*** Opening PROVIDED RECORDS ***

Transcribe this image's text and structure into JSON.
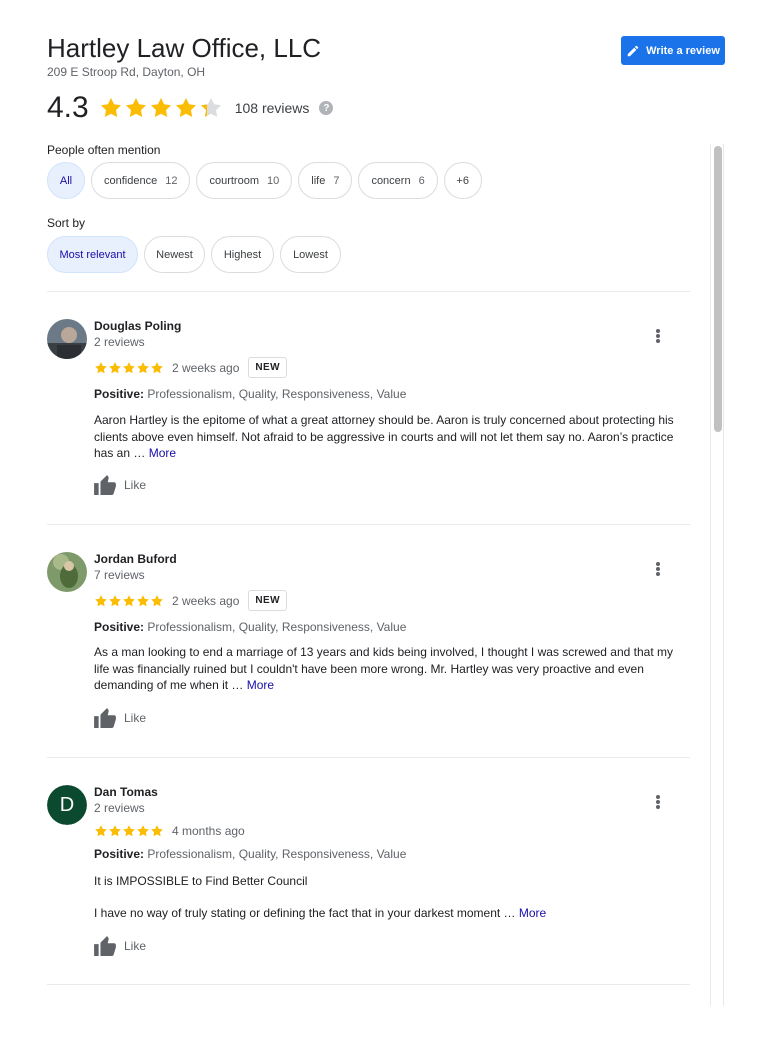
{
  "header": {
    "title": "Hartley Law Office, LLC",
    "address": "209 E Stroop Rd, Dayton, OH",
    "write_review_label": "Write a review",
    "rating": "4.3",
    "rating_value": 4.3,
    "review_count": "108 reviews",
    "help_glyph": "?"
  },
  "mentions": {
    "label": "People often mention",
    "chips": [
      {
        "label": "All",
        "count": ""
      },
      {
        "label": "confidence",
        "count": "12"
      },
      {
        "label": "courtroom",
        "count": "10"
      },
      {
        "label": "life",
        "count": "7"
      },
      {
        "label": "concern",
        "count": "6"
      },
      {
        "label": "+6",
        "count": ""
      }
    ]
  },
  "sort": {
    "label": "Sort by",
    "options": [
      "Most relevant",
      "Newest",
      "Highest",
      "Lowest"
    ],
    "selected": "Most relevant"
  },
  "reviews": [
    {
      "name": "Douglas Poling",
      "sub": "2 reviews",
      "stars": 5,
      "date": "2 weeks ago",
      "badge": "NEW",
      "positive_label": "Positive:",
      "positive_items": "Professionalism, Quality, Responsiveness, Value",
      "text": "Aaron Hartley is the epitome of what a great attorney should be. Aaron is truly concerned about protecting his clients above even himself.  Not afraid to be aggressive in courts and will not let them say no. Aaron’s practice has an … ",
      "more": "More",
      "like": "Like"
    },
    {
      "name": "Jordan Buford",
      "sub": "7 reviews",
      "stars": 5,
      "date": "2 weeks ago",
      "badge": "NEW",
      "positive_label": "Positive:",
      "positive_items": "Professionalism, Quality, Responsiveness, Value",
      "text": "As a man looking to end a marriage of 13 years and kids being involved, I thought I was screwed and that my life was financially ruined but I couldn't have been more wrong. Mr. Hartley was very proactive and even demanding of me when it … ",
      "more": "More",
      "like": "Like"
    },
    {
      "name": "Dan Tomas",
      "avatar_letter": "D",
      "sub": "2 reviews",
      "stars": 5,
      "date": "4 months ago",
      "badge": "",
      "positive_label": "Positive:",
      "positive_items": "Professionalism, Quality, Responsiveness, Value",
      "text_title": "It is IMPOSSIBLE to Find Better Council",
      "text": "I have no way of truly stating or defining the fact that in your darkest moment … ",
      "more": "More",
      "like": "Like"
    }
  ],
  "colors": {
    "accent": "#1a73e8",
    "star": "#fbbc04",
    "star_empty": "#dadce0",
    "link": "#1a0dab",
    "chip_active_bg": "#e8f0fe"
  },
  "icons": {
    "write": "pencil-icon",
    "help": "help-icon",
    "star": "star-icon",
    "menu": "more-vert-icon",
    "like": "thumbs-up-icon"
  }
}
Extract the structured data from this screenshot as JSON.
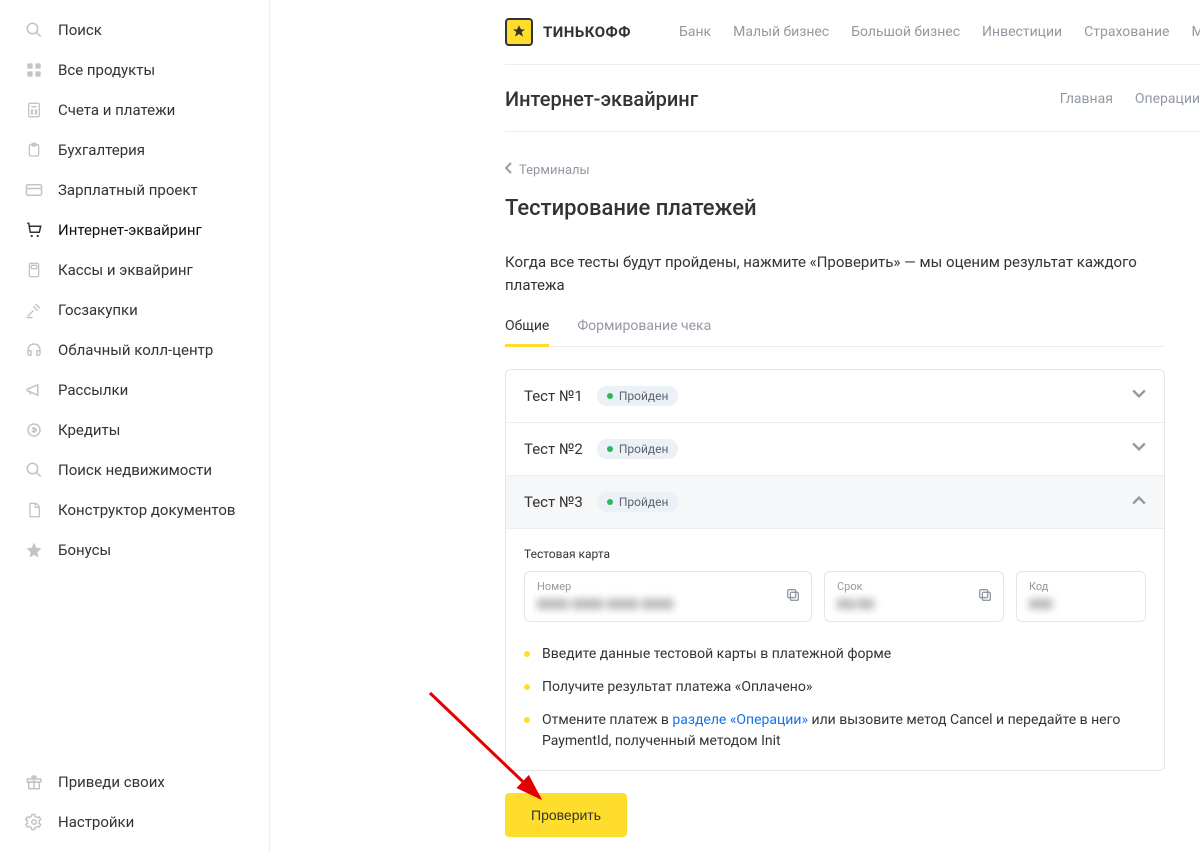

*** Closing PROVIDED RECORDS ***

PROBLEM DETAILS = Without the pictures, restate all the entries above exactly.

SOLUTION TO THIS PROBLEM =
Transcribe this image's text and structure into JSON.
{
  "header": {
    "title": "Hartley Law Office, LLC",
    "address": "209 E Stroop Rd, Dayton, OH",
    "write_review_label": "Write a review",
    "rating": "4.3",
    "rating_value": 4.3,
    "review_count": "108 reviews",
    "help_glyph": "?"
  },
  "mentions": {
    "label": "People often mention",
    "chips": [
      {
        "label": "All",
        "count": ""
      },
      {
        "label": "confidence",
        "count": "12"
      },
      {
        "label": "courtroom",
        "count": "10"
      },
      {
        "label": "life",
        "count": "7"
      },
      {
        "label": "concern",
        "count": "6"
      },
      {
        "label": "+6",
        "count": ""
      }
    ]
  },
  "sort": {
    "label": "Sort by",
    "options": [
      "Most relevant",
      "Newest",
      "Highest",
      "Lowest"
    ],
    "selected": "Most relevant"
  },
  "reviews": [
    {
      "name": "Douglas Poling",
      "sub": "2 reviews",
      "stars": 5,
      "date": "2 weeks ago",
      "badge": "NEW",
      "positive_label": "Positive:",
      "positive_items": "Professionalism, Quality, Responsiveness, Value",
      "text": "Aaron Hartley is the epitome of what a great attorney should be. Aaron is truly concerned about protecting his clients above even himself.  Not afraid to be aggressive in courts and will not let them say no. Aaron’s practice has an … ",
      "more": "More",
      "like": "Like"
    },
    {
      "name": "Jordan Buford",
      "sub": "7 reviews",
      "stars": 5,
      "date": "2 weeks ago",
      "badge": "NEW",
      "positive_label": "Positive:",
      "positive_items": "Professionalism, Quality, Responsiveness, Value",
      "text": "As a man looking to end a marriage of 13 years and kids being involved, I thought I was screwed and that my life was financially ruined but I couldn't have been more wrong. Mr. Hartley was very proactive and even demanding of me when it … ",
      "more": "More",
      "like": "Like"
    },
    {
      "name": "Dan Tomas",
      "avatar_letter": "D",
      "sub": "2 reviews",
      "stars": 5,
      "date": "4 months ago",
      "badge": "",
      "positive_label": "Positive:",
      "positive_items": "Professionalism, Quality, Responsiveness, Value",
      "text_title": "It is IMPOSSIBLE to Find Better Council",
      "text": "I have no way of truly stating or defining the fact that in your darkest moment … ",
      "more": "More",
      "like": "Like"
    }
  ],
  "colors": {
    "accent": "#1a73e8",
    "star": "#fbbc04",
    "star_empty": "#dadce0",
    "link": "#1a0dab",
    "chip_active_bg": "#e8f0fe"
  },
  "icons": {
    "write": "pencil-icon",
    "help": "help-icon",
    "star": "star-icon",
    "menu": "more-vert-icon",
    "like": "thumbs-up-icon"
  }
}
Extract the structured data from this screenshot as JSON.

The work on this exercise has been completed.